The best way to kill creativity

It is ridiculously easy, it really is. So easy that you wonder how creativity continues to sneak up on to you every now and then. If you are the kind of person who is on an eternal war with creativity, I have just the thing for you. All you need to do is ask a combination of three questions. I can guarantee that you will have managed to eliminate at least 90% of good ideas that come your way if done right. Let’s get to the three questions.

Q1: Where has this been done before?

If you see someone bouncing their way in with a super creative idea, say nice things about the idea and then immediately ask which other organization has experimented with this idea before. There are three ways this scenario can play out.

(1) In some cases, the idea is not truly original and will likely have precedence that the idea presenter is aware of. Hence, they can tell you which organizations have done this, what they learnt and how they are going to take those learning and bring this to your organization. In that case you can either shed doubt on if it will work at yours or pooh pooh the idea as unoriginal and a copy-paste.

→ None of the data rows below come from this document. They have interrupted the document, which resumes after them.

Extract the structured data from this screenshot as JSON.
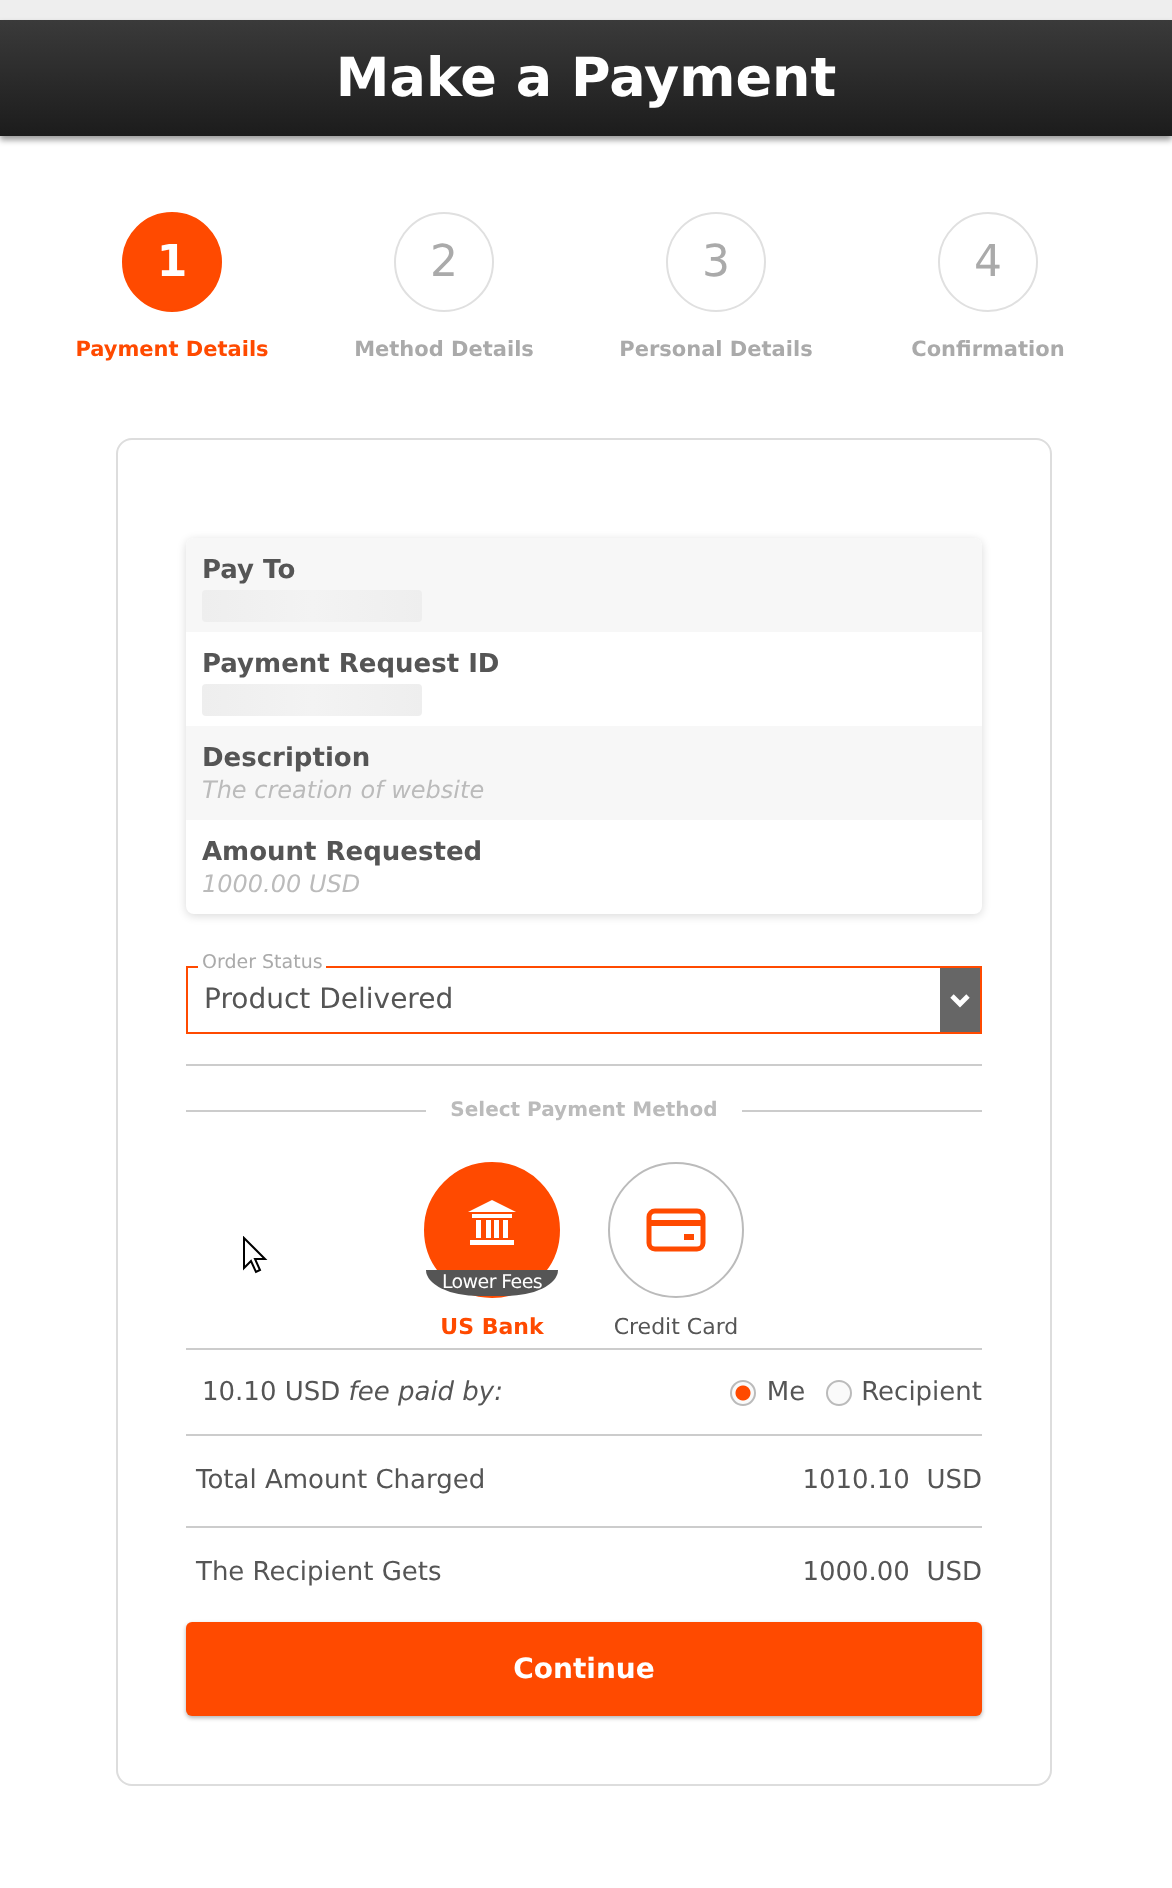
{
  "header": {
    "title": "Make a Payment"
  },
  "steps": [
    {
      "number": "1",
      "label": "Payment Details",
      "selected": true
    },
    {
      "number": "2",
      "label": "Method Details",
      "selected": false
    },
    {
      "number": "3",
      "label": "Personal Details",
      "selected": false
    },
    {
      "number": "4",
      "label": "Confirmation",
      "selected": false
    }
  ],
  "details": [
    {
      "label": "Pay To",
      "value_redacted": true
    },
    {
      "label": "Payment Request ID",
      "value_redacted": true
    },
    {
      "label": "Description",
      "value": "The creation of website"
    },
    {
      "label": "Amount Requested",
      "value": "1000.00 USD"
    }
  ],
  "order_status": {
    "label": "Order Status",
    "value": "Product Delivered"
  },
  "payment_method": {
    "heading": "Select Payment Method",
    "options": [
      {
        "kind": "bank",
        "label": "US Bank",
        "ribbon": "Lower Fees",
        "selected": true
      },
      {
        "kind": "card",
        "label": "Credit Card",
        "selected": false
      }
    ]
  },
  "fee": {
    "amount": "10.10 USD",
    "text": "fee paid by:",
    "payers": [
      {
        "label": "Me",
        "selected": true
      },
      {
        "label": "Recipient",
        "selected": false
      }
    ]
  },
  "totals": [
    {
      "label": "Total Amount Charged",
      "amount": "1010.10",
      "currency": "USD"
    },
    {
      "label": "The Recipient Gets",
      "amount": "1000.00",
      "currency": "USD"
    }
  ],
  "continue_button": "Continue"
}
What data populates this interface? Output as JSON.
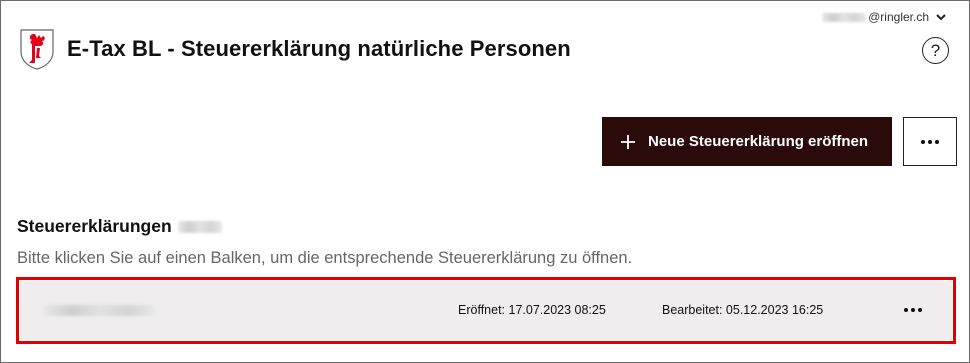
{
  "account": {
    "email_suffix": "@ringler.ch",
    "chevron_icon": "chevron-down-icon"
  },
  "header": {
    "logo_icon": "basel-landschaft-coat-of-arms-icon",
    "title": "E-Tax BL - Steuererklärung natürliche Personen",
    "help_glyph": "?"
  },
  "actions": {
    "new_return_label": "Neue Steuererklärung eröffnen",
    "more_icon": "more-horizontal-icon"
  },
  "section": {
    "title": "Steuererklärungen",
    "hint": "Bitte klicken Sie auf einen Balken, um die entsprechende Steuererklärung zu öffnen."
  },
  "returns": [
    {
      "opened": "Eröffnet: 17.07.2023 08:25",
      "edited": "Bearbeitet: 05.12.2023 16:25"
    }
  ],
  "colors": {
    "primary": "#2b0a0a",
    "highlight": "#e00000",
    "row_bg": "#efeded",
    "logo_red": "#e2001a"
  }
}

(2)  Some organization somewhere may have experimented with the idea but not publicized it. Hence, you send the idea presenter on a wild goose chase looking for examples and demotivate by delaying. It is likely they give up halfway through. If they find something, move to scenario 1 and if they don’t, move to scenario 3.

(3) This idea has never been done before. Express genuine concerns on how there must be good reason why no one else has done it. Show sincere interest in keeping an eye on the idea. If they do manage to pilot it for another group, you would love to learn the results and then explore if it is worthy of an investment.

Q2: How will this scale?

When an idea is a seedling, the idea presenter likely doesn’t even know for sure if it will work since the evidence is flaky. The idea presenter has probably not spent enough time considering how to scale. By focusing on scaling and its importance you will successfully deter the conversation from the topic of whether the idea holds any merit. Hence, you have successfully demotivated and defused the idea.

Q3: Can you give me a zero budget option?

If none of the above work, cut all funding. Most experimentation needs budget – either in the form of actual cash, resources like tools and supplies, a target group or just time. Shake your head in denial. You do not have the money at this point. If only they had come to you during the yearly budget planning. Maybe next year they should remind you and you’ll try factor that in then. You do not have the budget for the resources. Or it is just a very busy time and while you think it is a fantastic idea, there are other more pressing priorities that you would like them to focus on. This one never fails.

There you have it. Three simple zero-effort questions to kill all creative ideas that ever come to you. You don’t have to lift a finger nor come across as someone who does not further creative ideas because you kept appreciating the idea all the way through but presented genuine concerns on why this isn’t the right time. Only a fool would imagine you didn’t have your heart in the right place.

Yet, if you truly want to encourage creativity and imagination at the workplace, maybe catch yourself the next time you are tempted to ask any of these questions. Take a chance. All good things need a little more faith and a little less criticism.


Leave a Reply

Fill in your details below or click an icon to log in: Logo

You are commenting using your account. Log Out /  Change )

Facebook photo

You are commenting using your Facebook account. Log Out /  Change )

Connecting to %s